Pub. date: 2008 | Online Pub. Date: June 25, 2008 | DOI: 10.4135/9781412963978 | Print ISBN: 9781412909280 | Online ISBN: 9781412963978| Publisher:SAGE Publications, Inc.About this encyclopedia
Kristen Lamp & Kyle Telander & Steven D. Brown
Career interventions are activities designed to explore and enhance a person's career development by helping the person make, implement, and benefit from a variety of career decisions. As such, career interventions take several forms. The most common include career counseling, assessment interpretation, group counseling, group assessment interpretation, career workshops, career classes, computer-assisted career guidance systems, and counselor-free interventions. Career interventions took root at the turn of the 20th century with the vocational guidance movement. Started by Frank Parsons with the establishment of the first Vocation Bureau in Boston, the vocational guidance movement was focused on helping alleviate experiences of poverty and marginalization by providing the knowledge necessary to gain meaningful employment.
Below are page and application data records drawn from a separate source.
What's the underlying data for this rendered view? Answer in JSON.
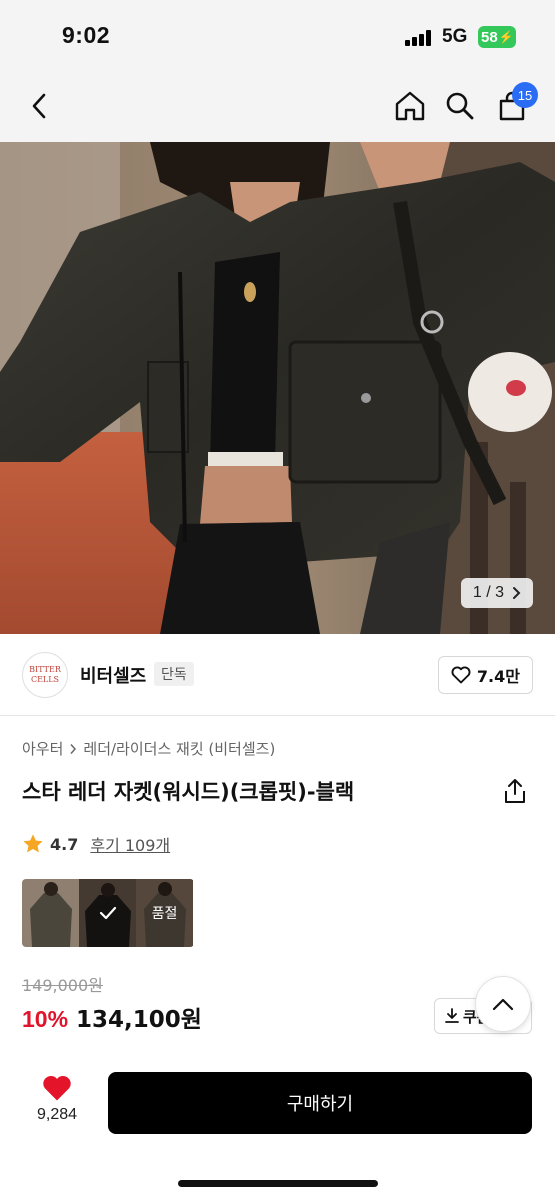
{
  "status_bar": {
    "time": "9:02",
    "network": "5G",
    "battery": "58"
  },
  "nav": {
    "cart_count": "15"
  },
  "hero": {
    "counter": "1 / 3"
  },
  "brand": {
    "logo_line1": "BITTER",
    "logo_line2": "CELLS",
    "name": "비터셀즈",
    "tag": "단독",
    "like_count": "7.4만"
  },
  "breadcrumb": {
    "level1": "아우터",
    "level2": "레더/라이더스 재킷 (비터셀즈)"
  },
  "product": {
    "title": "스타 레더 자켓(워시드)(크롭핏)-블랙"
  },
  "rating": {
    "score": "4.7",
    "reviews": "후기 109개"
  },
  "color_options": {
    "soldout_label": "품절"
  },
  "price": {
    "original": "149,000원",
    "discount": "10%",
    "sale": "134,100원",
    "coupon_label": "쿠폰"
  },
  "bottom": {
    "wish_count": "9,284",
    "buy_label": "구매하기"
  },
  "colors": {
    "accent_blue": "#2a6df4",
    "discount_red": "#e0142c",
    "heart_red": "#e4152b",
    "star_orange": "#f5a623",
    "battery_green": "#34c759"
  }
}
Parsons theorized that these goals could be accomplished by helping people (a) understand their career interests and personalities, (b) obtain occupational information, and (c) integrate personal and occupational knowledge in a process of “true reasoning” to arrive at a ...